No teen, preteen, or even adult who saw Back to the Future left the theater not wanting to get their hands on the time-traveling DeLorean automobile themselves, or shake the hand of the eccentric scientist who created it, Doctor Emmett “Doc” Brown. The film didn’t just infuse 1980s youth culture, it was 1980s youth culture. Suddenly, skateboarding, retro cars, and weird science experiments were in, and there was no shaking them off. Part of what made the film such a massive success, both in the critical and commercial eye, was because it was so “cool”, so effortlessly enjoyable, and yes, so knowingly dumb. And admittedly, this dumbness comes as both a blessing and a curse.
The story of Marty McFly, a geeky, electric-guitar-playing teen who secretly spends lots of time with Doc, literally driving himself into 1955 with the Delorean clearly isn’t meant to be taken seriously, so the light, playful tone is much appreciated, and makes the fairly unrealistic portrayal of 1950s America far more forgivable. What’s far less forgivable, however, is just how badly some of the film has aged.
If the cartoonishly stereotypical portrayal of a Libyan terrorist group (the characters’ main antagonist in the present day) was all there was to this, then I would barely even be mentioning it here. Unfortunately, it extends all the way to ridiculous trivializations of incest and rape (not making that up, I swear), which admittedly make Back to the Future slightly cringe-worthy to watch today.
Since the film is as outlandishly silly as it is, I can begrudgingly forgive the major subplot of Marty’s mother, who’s a teenager herself in ‘55, becoming sexually attracted to her future son, but the class bully attempting to force himself on her in a car? Really? Did that have to be the “big thing” that Marty’s future dad had to stop in order for her to fall in love with him, preventing Marty from completely fading out of history as a result? What kind of studio executive would watch that particular scene and go “Yup, that’s perfectly appropriate to leave in a film intended for children.” Good Lord.*

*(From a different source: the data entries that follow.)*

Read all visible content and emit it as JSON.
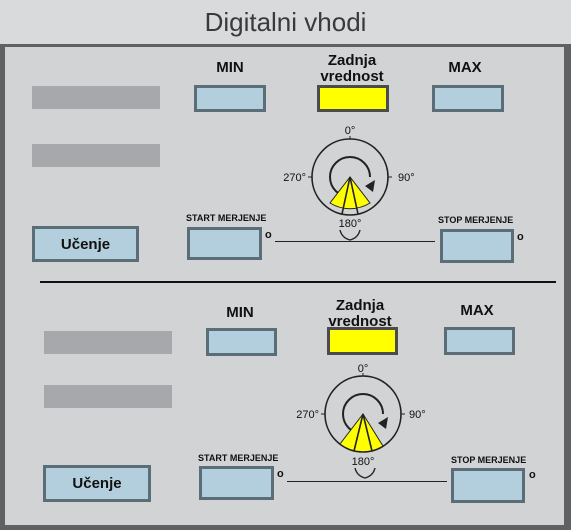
{
  "title": "Digitalni vhodi",
  "headers": {
    "min": "MIN",
    "last": "Zadnja vrednost",
    "max": "MAX"
  },
  "buttons": {
    "learn": "Učenje"
  },
  "labels": {
    "start": "START MERJENJE",
    "stop": "STOP MERJENJE",
    "degree": "o"
  },
  "dial": {
    "top": "0°",
    "right": "90°",
    "bottom": "180°",
    "left": "270°"
  },
  "colors": {
    "field": "#b3cfdd",
    "highlight": "#ffff00",
    "placeholder": "#a6a8ab"
  }
}
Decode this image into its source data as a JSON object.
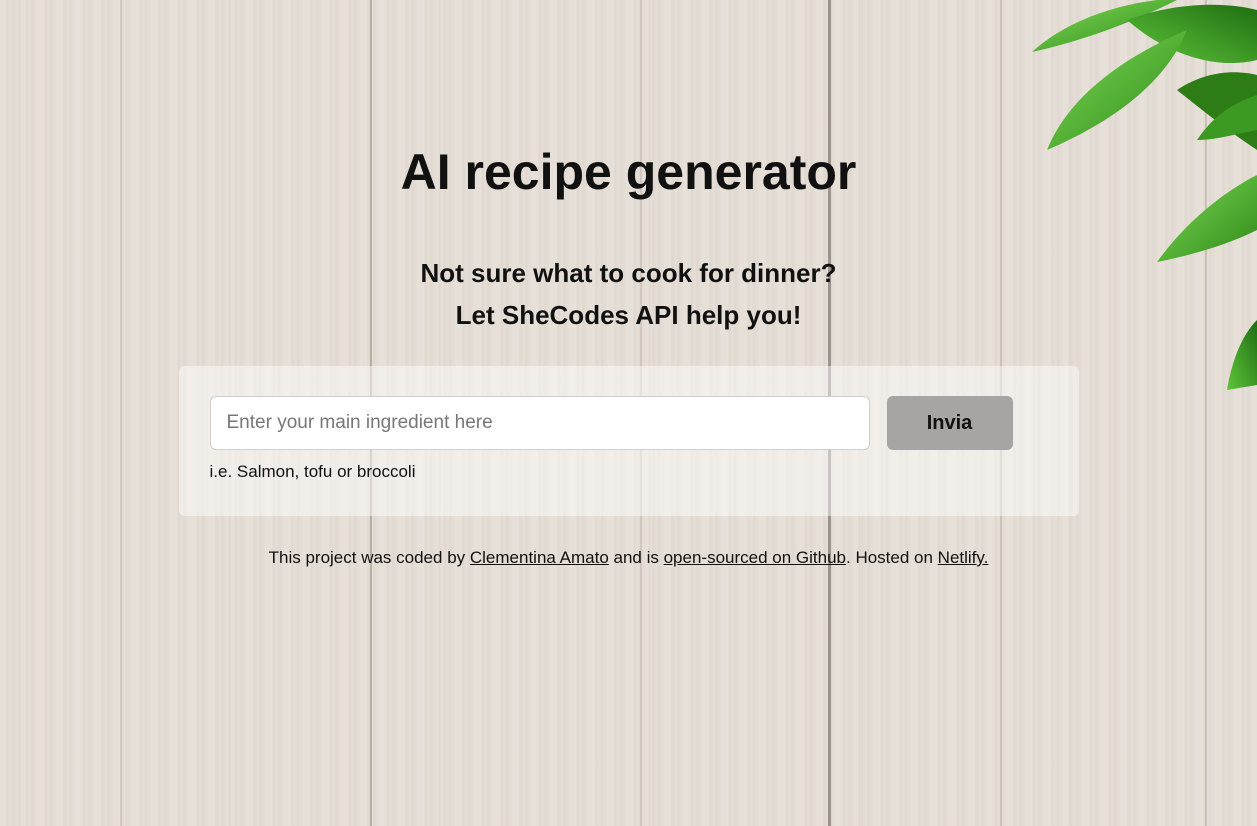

As undeniably misjudged as it may be in those areas, and as obnoxious as it is with its foreshadowing of later events (so much of that was bashed over my head, in fact, that less than 20 minutes in, I knew everything that was going to happen in the rest of the film), I still can’t help but enjoy Back to the Future nevertheless.
For every single moment that had me rolling my eyes, there was another one that was so clever, technically impressive (for ‘85, that is), or just plain fun that it completely made up for that. None of the characters are particularly deep or anything, but they’re still an utter blast to watch—in fact, all 116 minutes of Back to the Future are a blast to watch, pure and simple. Even with its irritatingly dated aspects weighing it down, you simply can’t deny how effortlessly entertaining this movie is.
When trying to pick out individual great moments in Back to the Future, one particularly engaging one that springs to mind is the climatic bell tower scene. I can’t disclose too much about it for fear of spoiling something, but let’s just say that it is so perfectly executed that I couldn’t look away, even while fully knowing how goofy and over-the-top it was. And that’s probably the best way to describe this movie: as a piece of Hollywood cheese you know is shallow and manufactured, but you just can’t look away from nevertheless. Every single ‘80s kid worth their salt certainly didn’t.
*Yes, I know the PG rating was different back then since PG-13 wasn’t out yet, but it was generally still considered a kid-friendly rating. A shame it wound up harboring very non-kid-friendly material like that, particularly since it was handled as badly as it was.